Is it weird that seeing the walls revealed to be a thorough mess actually makes me a little happy? It’s not that I’m glad we’re going to have to be creative to make them beautiful again. It’s more that ‘ok, that’s the thing.’ It’s offset by the floors being fabulous. The walls? I have a cunning plan. More on that later, with photos. And as was pointed out to me by my friend Jonna, it could be worse. She’s absolutely correct, although I thought her counter-example of what you could find behind paneling was hilarious. Two bathrooms with Hustler centerfolds decoupaged to the walls floor-to-ceiling… My son would have died on the spot. I’ll have to ask Jonna what they did to her walls to, er, cover those ladies back up.

Hardwood floors throughout the house. The Kid got a little carried away with moving the carpet so he could see how nice they were. Carpet is supposed to stay in place until all painting is done.

Ah, homeownership. All the perils and pitfalls are so worth it to be talking about Home and going there, and nesting. I’m going to nest so hard these next few months. Being displaced into the apartment was a deeply unsettling experience and I do not recommend. On the other hand, I’m grateful we did that, rather than trying to buy too early. We’re in the right place, and it’s the right time, and I can see life slowly coming back into the focus of clear purpose. It’s good. It’s all good. 


12 responses to “It gets a little fuzzy”

  1. A lonely panda Avatar
    A lonely panda
    1. If you’re around on a weekend, we’ll come meet you for coffee!

  2. Kathleen Sanderson Avatar
    Kathleen Sanderson

    You mentioned the apartment as a deeply unsettling experience. We humans were created to belong to a place, and for that place to belong to us. Even nomadic people’s have their territories, and protect them if they can.

    1. I don’t know if it’d work for anybody else– but we solved the rental-problem by making items the symbol for home.

      A table, blankets, our-pictures-on-the-mantle, that kind of stuff.

      1. Kathleen Sanderson Avatar
        Kathleen Sanderson

        That does help. For me, I think it used to be books. Those were among the first things unpacked in a new place. I’ve had to get rid of so many books, and most of mine are out of sight upstairs where they are less likely to mold, that the effect hasn’t been as helpful here.

  3. Doug Jones (Chief45) Avatar
    Doug Jones (Chief45)

    That is some beautiful wood on that floor. Throw some plastic tarps down while working on the walls, and don’t worry about it too much as you’ll probably want to sand it down (rent one of the large sanding machines) and then hit it with a coat of polyurethane anyway.

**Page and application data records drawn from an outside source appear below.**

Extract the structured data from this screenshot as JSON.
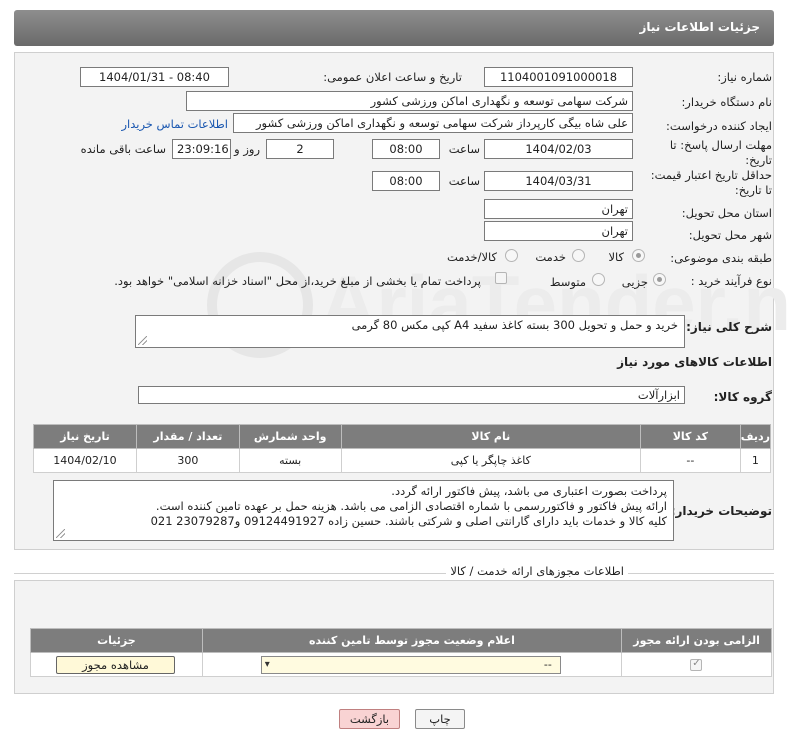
{
  "header": {
    "title": "جزئیات اطلاعات نیاز"
  },
  "form": {
    "need_number_label": "شماره نیاز:",
    "need_number": "1104001091000018",
    "announce_label": "تاریخ و ساعت اعلان عمومی:",
    "announce_value": "1404/01/31 - 08:40",
    "buyer_org_label": "نام دستگاه خریدار:",
    "buyer_org": "شرکت سهامی توسعه و نگهداری اماکن ورزشی کشور",
    "requester_label": "ایجاد کننده درخواست:",
    "requester": "علی شاه بیگی کارپرداز شرکت سهامی توسعه و نگهداری اماکن ورزشی کشور",
    "contact_link": "اطلاعات تماس خریدار",
    "deadline_label_1": "مهلت ارسال پاسخ: تا",
    "deadline_label_2": "تاریخ:",
    "deadline_date": "1404/02/03",
    "time_label": "ساعت",
    "deadline_time": "08:00",
    "days_value": "2",
    "days_label": "روز و",
    "remaining_time": "23:09:16",
    "remaining_label": "ساعت باقی مانده",
    "validity_label_1": "حداقل تاریخ اعتبار قیمت:",
    "validity_label_2": "تا تاریخ:",
    "validity_date": "1404/03/31",
    "validity_time": "08:00",
    "province_label": "استان محل تحویل:",
    "province": "تهران",
    "city_label": "شهر محل تحویل:",
    "city": "تهران",
    "category_label": "طبقه بندی موضوعی:",
    "category_options": [
      "کالا",
      "خدمت",
      "کالا/خدمت"
    ],
    "process_label": "نوع فرآیند خرید :",
    "process_options": [
      "جزیی",
      "متوسط"
    ],
    "payment_note": "پرداخت تمام یا بخشی از مبلغ خرید،از محل \"اسناد خزانه اسلامی\" خواهد بود.",
    "summary_label": "شرح کلی نیاز:",
    "summary": "خرید و حمل و تحویل 300 بسته کاغذ سفید A4 کپی مکس 80 گرمی",
    "goods_info_title": "اطلاعات کالاهای مورد نیاز",
    "goods_group_label": "گروه کالا:",
    "goods_group": "ابزارآلات"
  },
  "goods_table": {
    "headers": [
      "ردیف",
      "کد کالا",
      "نام کالا",
      "واحد شمارش",
      "تعداد / مقدار",
      "تاریخ نیاز"
    ],
    "rows": [
      [
        "1",
        "--",
        "کاغذ چاپگر یا کپی",
        "بسته",
        "300",
        "1404/02/10"
      ]
    ]
  },
  "buyer_notes": {
    "label": "توضیحات خریدار:",
    "lines": [
      "پرداخت بصورت اعتباری می باشد، پیش فاکتور ارائه گردد.",
      "ارائه پیش فاکتور و فاکتوررسمی با شماره اقتصادی الزامی می باشد. هزینه حمل بر عهده تامین کننده است.",
      "کلیه کالا و خدمات باید دارای گارانتی اصلی و شرکتی باشند. حسین زاده 09124491927 و23079287 021"
    ]
  },
  "permits": {
    "title": "اطلاعات مجوزهای ارائه خدمت / کالا",
    "headers": [
      "الزامی بودن ارائه مجوز",
      "اعلام وضعیت مجوز توسط تامین کننده",
      "جزئیات"
    ],
    "select_value": "--",
    "view_button": "مشاهده مجوز"
  },
  "buttons": {
    "print": "چاپ",
    "back": "بازگشت"
  },
  "watermark": "AriaTender.neT",
  "colors": {
    "header": "#7a7a7a",
    "link": "#1a57b0",
    "back_button": "#f9d3d3",
    "view_button": "#fff9d8"
  }
}
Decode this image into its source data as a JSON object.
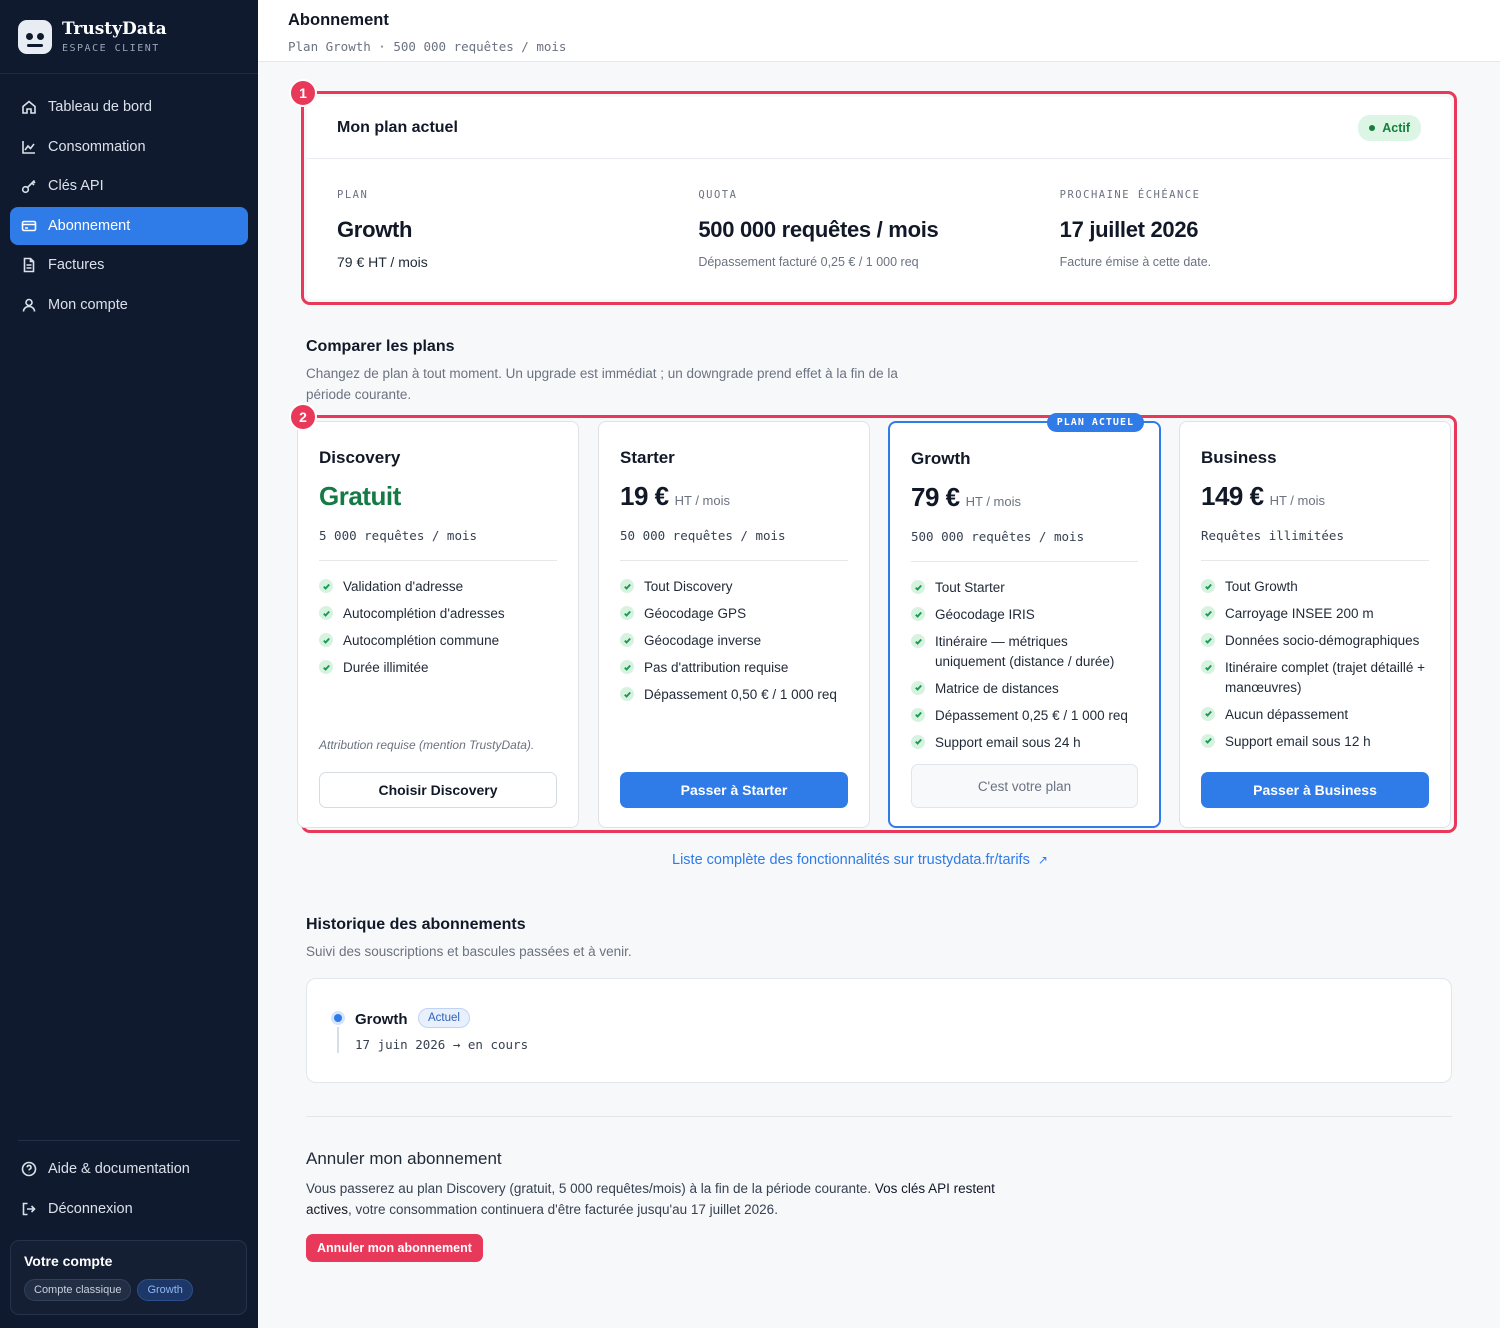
{
  "brand": {
    "name": "TrustyData",
    "subtitle": "ESPACE CLIENT"
  },
  "sidebar": {
    "items": [
      {
        "label": "Tableau de bord",
        "icon": "home-icon"
      },
      {
        "label": "Consommation",
        "icon": "chart-line-icon"
      },
      {
        "label": "Clés API",
        "icon": "key-icon"
      },
      {
        "label": "Abonnement",
        "icon": "credit-card-icon",
        "active": true
      },
      {
        "label": "Factures",
        "icon": "document-icon"
      },
      {
        "label": "Mon compte",
        "icon": "user-icon"
      }
    ],
    "bottom_items": [
      {
        "label": "Aide & documentation",
        "icon": "help-circle-icon"
      },
      {
        "label": "Déconnexion",
        "icon": "logout-icon"
      }
    ],
    "account": {
      "title": "Votre compte",
      "tags": [
        "Compte classique",
        "Growth"
      ]
    }
  },
  "header": {
    "title": "Abonnement",
    "subtitle": "Plan Growth · 500 000 requêtes / mois"
  },
  "markers": [
    "1",
    "2"
  ],
  "current_plan": {
    "title": "Mon plan actuel",
    "status": "Actif",
    "columns": [
      {
        "label": "PLAN",
        "value": "Growth",
        "note": "79 € HT / mois"
      },
      {
        "label": "QUOTA",
        "value": "500 000 requêtes / mois",
        "note": "Dépassement facturé 0,25 € / 1 000 req"
      },
      {
        "label": "PROCHAINE ÉCHÉANCE",
        "value": "17 juillet 2026",
        "note": "Facture émise à cette date."
      }
    ]
  },
  "compare": {
    "title": "Comparer les plans",
    "description": "Changez de plan à tout moment. Un upgrade est immédiat ; un downgrade prend effet à la fin de la période courante.",
    "plans": [
      {
        "name": "Discovery",
        "price": "Gratuit",
        "unit": "",
        "quota": "5 000 requêtes / mois",
        "features": [
          "Validation d'adresse",
          "Autocomplétion d'adresses",
          "Autocomplétion commune",
          "Durée illimitée"
        ],
        "note": "Attribution requise (mention TrustyData).",
        "button": "Choisir Discovery"
      },
      {
        "name": "Starter",
        "price": "19 €",
        "unit": "HT / mois",
        "quota": "50 000 requêtes / mois",
        "features": [
          "Tout Discovery",
          "Géocodage GPS",
          "Géocodage inverse",
          "Pas d'attribution requise",
          "Dépassement 0,50 € / 1 000 req"
        ],
        "button": "Passer à Starter"
      },
      {
        "name": "Growth",
        "price": "79 €",
        "unit": "HT / mois",
        "quota": "500 000 requêtes / mois",
        "ribbon": "PLAN ACTUEL",
        "features": [
          "Tout Starter",
          "Géocodage IRIS",
          "Itinéraire — métriques uniquement (distance / durée)",
          "Matrice de distances",
          "Dépassement 0,25 € / 1 000 req",
          "Support email sous 24 h"
        ],
        "button": "C'est votre plan"
      },
      {
        "name": "Business",
        "price": "149 €",
        "unit": "HT / mois",
        "quota": "Requêtes illimitées",
        "features": [
          "Tout Growth",
          "Carroyage INSEE 200 m",
          "Données socio-démographiques",
          "Itinéraire complet (trajet détaillé + manœuvres)",
          "Aucun dépassement",
          "Support email sous 12 h"
        ],
        "button": "Passer à Business"
      }
    ],
    "link": "Liste complète des fonctionnalités sur trustydata.fr/tarifs",
    "link_icon": "↗"
  },
  "history": {
    "title": "Historique des abonnements",
    "description": "Suivi des souscriptions et bascules passées et à venir.",
    "entries": [
      {
        "plan": "Growth",
        "badge": "Actuel",
        "dates": "17 juin 2026 → en cours"
      }
    ]
  },
  "cancel": {
    "title": "Annuler mon abonnement",
    "text_before": "Vous passerez au plan Discovery (gratuit, 5 000 requêtes/mois) à la fin de la période courante. ",
    "text_bold": "Vos clés API restent actives",
    "text_after": ", votre consommation continuera d'être facturée jusqu'au 17 juillet 2026.",
    "button": "Annuler mon abonnement"
  },
  "colors": {
    "accent": "#2f7be8",
    "sidebar_bg": "#0f1a2e",
    "danger": "#e8395a",
    "success": "#15803d"
  }
}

    1. We’re leaving the carpet in place, largely, to catch the paint and what-not, but I’ll get some dropcloths as well.

      Don’t know how much sanding we’ll attempt, none of us have done that before and worry about creating more damage. But buffing for sure, and a fresh coat of poly (or two).

    2. The big sanding machines are AWESOME.

  4. I hear ya on the apartment thing. Even though we lived in one for the last 20 years, it was one of three in a converted row house, not a huge complex. One of the major goals moving down here was to get into a HOUSE. We did that, and are now starting to figure out where we want to be when we have our *home*.

    1. If you two don’t want to be tied to that city, I know a great realtor. Just sayin’ 😀

      And yes, we should get together sometime soon.

      1. Sending you an email…

  5. Congratulations on your successful purchase. I hope that you continue to love it. I have moved cross country four times, more or less, namely Buffalo to Cambridge to Santa Monica to Ann Arbor to Worcester Mass. In Worcester I moved once, from a townhouse into a real house. To move now, i would need two moving vans and, no, I am very good about eliminating junk as I go. Never again! is my philosophy. My house needed massive amounts of work, solved by deploying the most powerful of all home renovation tools, the checkbook. [I know I have no skill with tools, and do not pretend otherwise.]